In an ever-more interconnected world, finding common ground on morals is difficult, meaning would-be pariahs like Mel Gibson or Roman Polanski meet with only scattered and ephemeral outrage.
The one-two celebrity scandal update on Mel Gibson and director Roman Polanski – in which Mr. Gibson is being tarred as a pariah for his abusive language while Mr. Polanski, a self-confessed child molester, has been freed by Swiss authorities – points to what everyone from public relations specialists to religious leaders and academics call an increasingly loose moral terrain.
Today’s pariah is tomorrow’s successful artist, politician, or even corporation, and in fact, the very notion of a pariah or social outcast itself may be disappearing. “The idea of a pariah suggests uniform community standards we all agree upon,” says Alan Wolfe, author of Moral Freedom: The Search for Virtue in a World of Choice.” With a world of increasingly interconnected value systems and cultural beliefs, that sense of uniform moral clarity is fast disappearing. “We may be moving into the era of temporary pariah status, at the most,” he says.

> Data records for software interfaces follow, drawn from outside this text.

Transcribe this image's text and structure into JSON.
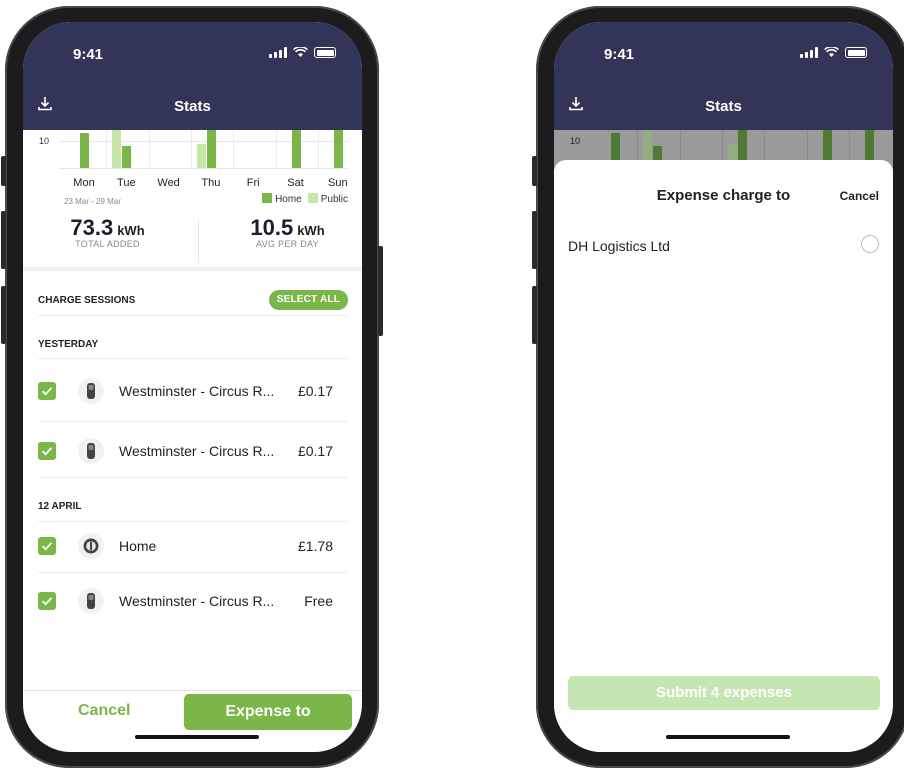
{
  "status_bar": {
    "time": "9:41"
  },
  "header": {
    "title": "Stats"
  },
  "chart_data": {
    "type": "bar",
    "categories": [
      "Mon",
      "Tue",
      "Wed",
      "Thu",
      "Fri",
      "Sat",
      "Sun"
    ],
    "series": [
      {
        "name": "Home",
        "values": [
          13,
          8,
          0,
          14,
          0,
          14,
          14
        ]
      },
      {
        "name": "Public",
        "values": [
          0,
          14,
          0,
          9,
          0,
          0,
          0
        ]
      }
    ],
    "y_tick_label": "10",
    "date_range": "23 Mar - 29 Mar",
    "colors": {
      "Home": "#7ab648",
      "Public": "#c5e6a8"
    }
  },
  "stats": {
    "total": {
      "value": "73.3",
      "unit": "kWh",
      "label": "TOTAL ADDED"
    },
    "average": {
      "value": "10.5",
      "unit": "kWh",
      "label": "AVG PER DAY"
    }
  },
  "sessions": {
    "heading": "CHARGE SESSIONS",
    "select_all": "SELECT ALL",
    "groups": [
      {
        "label": "YESTERDAY",
        "items": [
          {
            "name": "Westminster - Circus R...",
            "price": "£0.17",
            "icon": "public-charger-icon"
          },
          {
            "name": "Westminster - Circus R...",
            "price": "£0.17",
            "icon": "public-charger-icon"
          }
        ]
      },
      {
        "label": "12 APRIL",
        "items": [
          {
            "name": "Home",
            "price": "£1.78",
            "icon": "home-charger-icon"
          },
          {
            "name": "Westminster - Circus R...",
            "price": "Free",
            "icon": "public-charger-icon"
          }
        ]
      }
    ]
  },
  "footer": {
    "cancel": "Cancel",
    "expense": "Expense to"
  },
  "sheet": {
    "title": "Expense charge to",
    "cancel": "Cancel",
    "options": [
      {
        "label": "DH Logistics Ltd",
        "selected": false
      }
    ],
    "submit": "Submit 4 expenses"
  },
  "colors": {
    "brand_green": "#7ab648",
    "header_navy": "#333558"
  }
}
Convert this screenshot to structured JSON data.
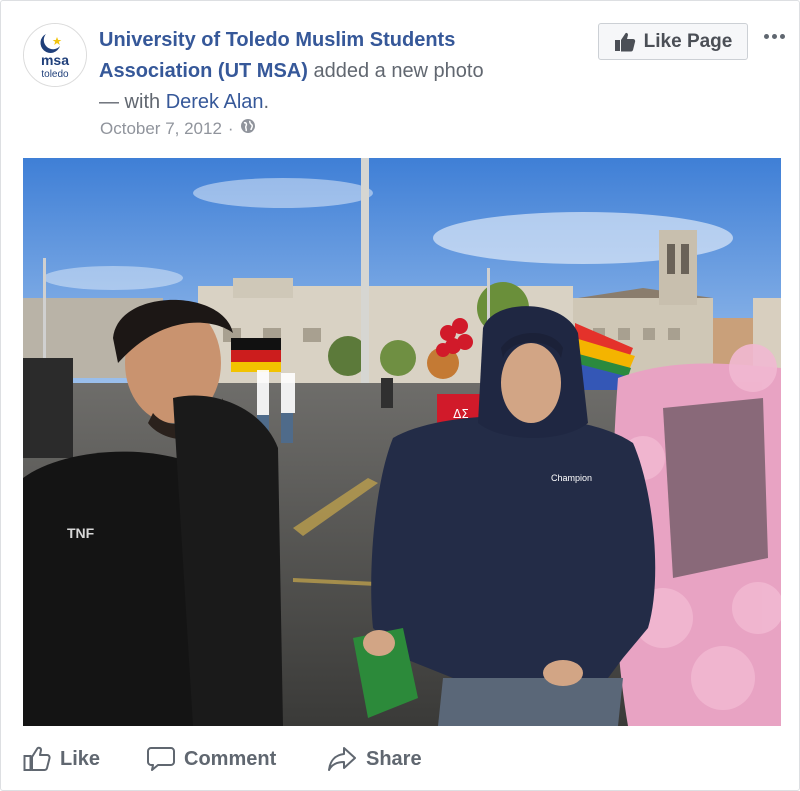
{
  "post": {
    "page_name": "University of Toledo Muslim Students Association (UT MSA)",
    "action_text": " added a new photo",
    "with_text": " — with ",
    "tagged_name": "Derek Alan",
    "tagged_suffix": ".",
    "date": "October 7, 2012",
    "separator": "·",
    "privacy_icon": "globe-icon"
  },
  "avatar": {
    "logo_text_top": "msa",
    "logo_text_bottom": "toledo"
  },
  "header_buttons": {
    "like_page_label": "Like Page",
    "more_icon": "ellipsis-icon"
  },
  "photo": {
    "banner_text": "ΔΣ",
    "hoodie_brand": "Champion",
    "jacket_brand": "TNF"
  },
  "actions": {
    "like_label": "Like",
    "comment_label": "Comment",
    "share_label": "Share"
  },
  "colors": {
    "link": "#365899",
    "secondary": "#90949c",
    "action": "#606770"
  }
}
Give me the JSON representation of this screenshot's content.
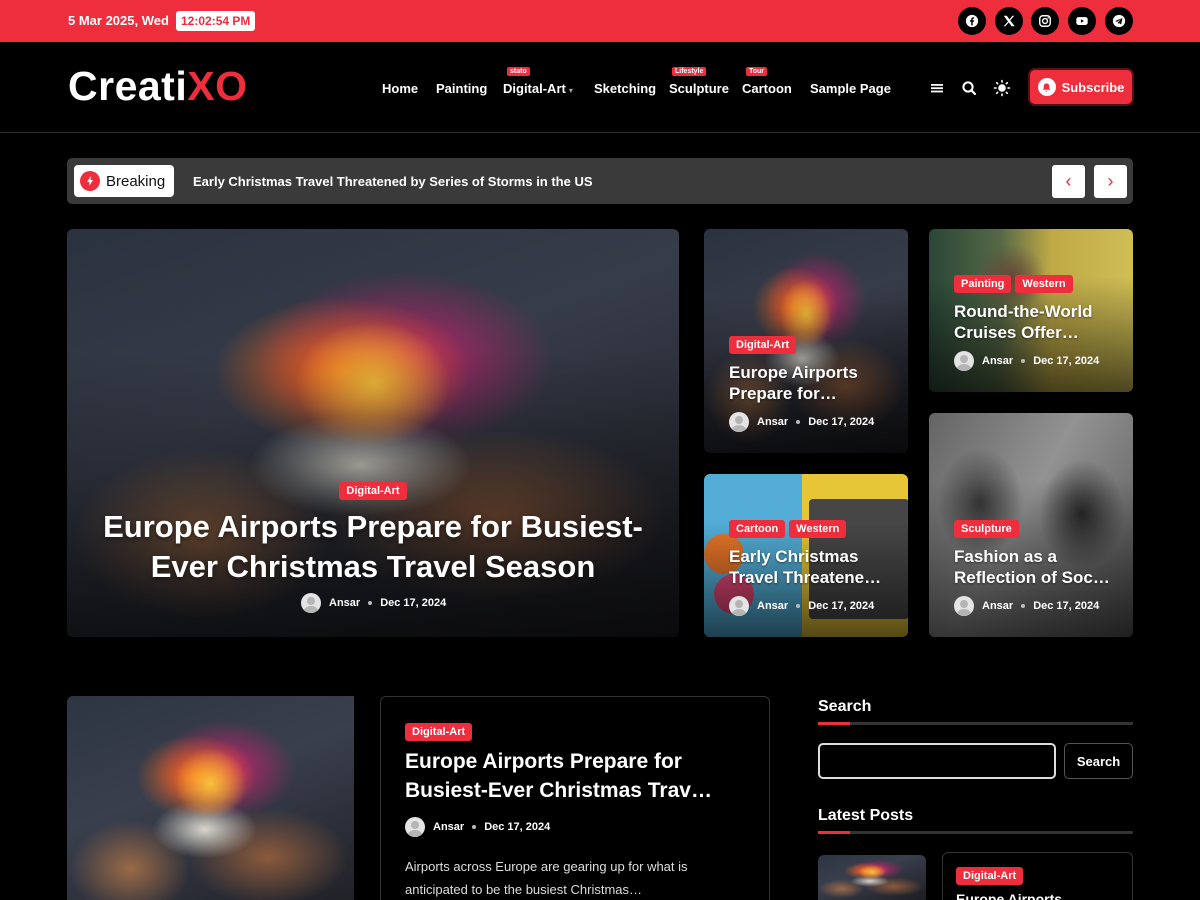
{
  "topbar": {
    "date": "5 Mar 2025, Wed",
    "time": "12:02:54 PM",
    "social": [
      "facebook-icon",
      "x-icon",
      "instagram-icon",
      "youtube-icon",
      "telegram-icon"
    ]
  },
  "header": {
    "logo_main": "Creati",
    "logo_accent": "XO",
    "nav": [
      {
        "label": "Home",
        "tag": ""
      },
      {
        "label": "Painting",
        "tag": ""
      },
      {
        "label": "Digital-Art",
        "tag": "stato"
      },
      {
        "label": "Sketching",
        "tag": ""
      },
      {
        "label": "Sculpture",
        "tag": "Lifestyle"
      },
      {
        "label": "Cartoon",
        "tag": "Tour"
      },
      {
        "label": "Sample Page",
        "tag": ""
      }
    ],
    "subscribe": "Subscribe"
  },
  "breaking": {
    "label": "Breaking",
    "headline": "Early Christmas Travel Threatened by Series of Storms in the US",
    "prev": "‹",
    "next": "›"
  },
  "hero": {
    "category": "Digital-Art",
    "title": "Europe Airports Prepare for Busiest-Ever Christmas Travel Season",
    "author": "Ansar",
    "date": "Dec 17, 2024"
  },
  "grid": [
    {
      "categories": [
        "Digital-Art"
      ],
      "title": "Europe Airports Prepare for…",
      "author": "Ansar",
      "date": "Dec 17, 2024"
    },
    {
      "categories": [
        "Painting",
        "Western"
      ],
      "title": "Round-the-World Cruises Offer…",
      "author": "Ansar",
      "date": "Dec 17, 2024"
    },
    {
      "categories": [
        "Cartoon",
        "Western"
      ],
      "title": "Early Christmas Travel Threatene…",
      "author": "Ansar",
      "date": "Dec 17, 2024"
    },
    {
      "categories": [
        "Sculpture"
      ],
      "title": "Fashion as a Reflection of Soc…",
      "author": "Ansar",
      "date": "Dec 17, 2024"
    }
  ],
  "post": {
    "category": "Digital-Art",
    "title": "Europe Airports Prepare for Busiest-Ever Christmas Trav…",
    "author": "Ansar",
    "date": "Dec 17, 2024",
    "excerpt": "Airports across Europe are gearing up for what is anticipated to be the busiest Christmas…"
  },
  "sidebar": {
    "search_title": "Search",
    "search_button": "Search",
    "search_value": "",
    "latest_title": "Latest Posts",
    "latest_category": "Digital-Art",
    "latest_title_preview": "Europe Airports"
  },
  "colors": {
    "accent": "#ee2d3d",
    "background": "#000000"
  }
}
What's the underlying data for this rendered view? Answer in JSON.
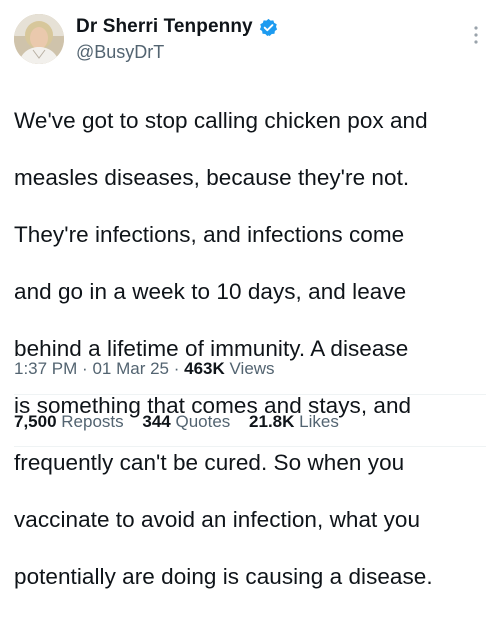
{
  "author": {
    "display_name": "Dr Sherri Tenpenny",
    "handle": "@BusyDrT",
    "verified": true
  },
  "tweet": {
    "lines": [
      "We've got to stop calling chicken pox and",
      "measles diseases, because they're not.",
      "They're infections, and infections come",
      "and go in a week to 10 days, and leave",
      "behind a lifetime of immunity.  A disease",
      "is something that comes and stays, and",
      "frequently can't be cured.  So when you",
      "vaccinate to avoid an infection, what you",
      "potentially are doing is causing a disease."
    ]
  },
  "meta": {
    "time": "1:37 PM",
    "separator": "·",
    "date": "01 Mar 25",
    "views_count": "463K",
    "views_label": "Views"
  },
  "stats": {
    "reposts_count": "7,500",
    "reposts_label": "Reposts",
    "quotes_count": "344",
    "quotes_label": "Quotes",
    "likes_count": "21.8K",
    "likes_label": "Likes"
  },
  "icons": {
    "verified": "verified-badge-icon",
    "more": "more-options-icon"
  },
  "colors": {
    "text": "#0f1419",
    "secondary": "#536471",
    "verified": "#1d9bf0",
    "divider": "#eff3f4"
  }
}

Family counselor and author of 22 books on spirituality in modern life, Rabbi Shmuley Boteach calls this a time of “valuelessness,” one in which the only shared value is winning. “When kids cheat on tests these days, the message they get is not that it’s bad to cheat, but that it’s bad to do badly on the test,” he says, pointing out what he considers the bottom line in a competitive, consumer culture. “The only thing we punish now is failure.”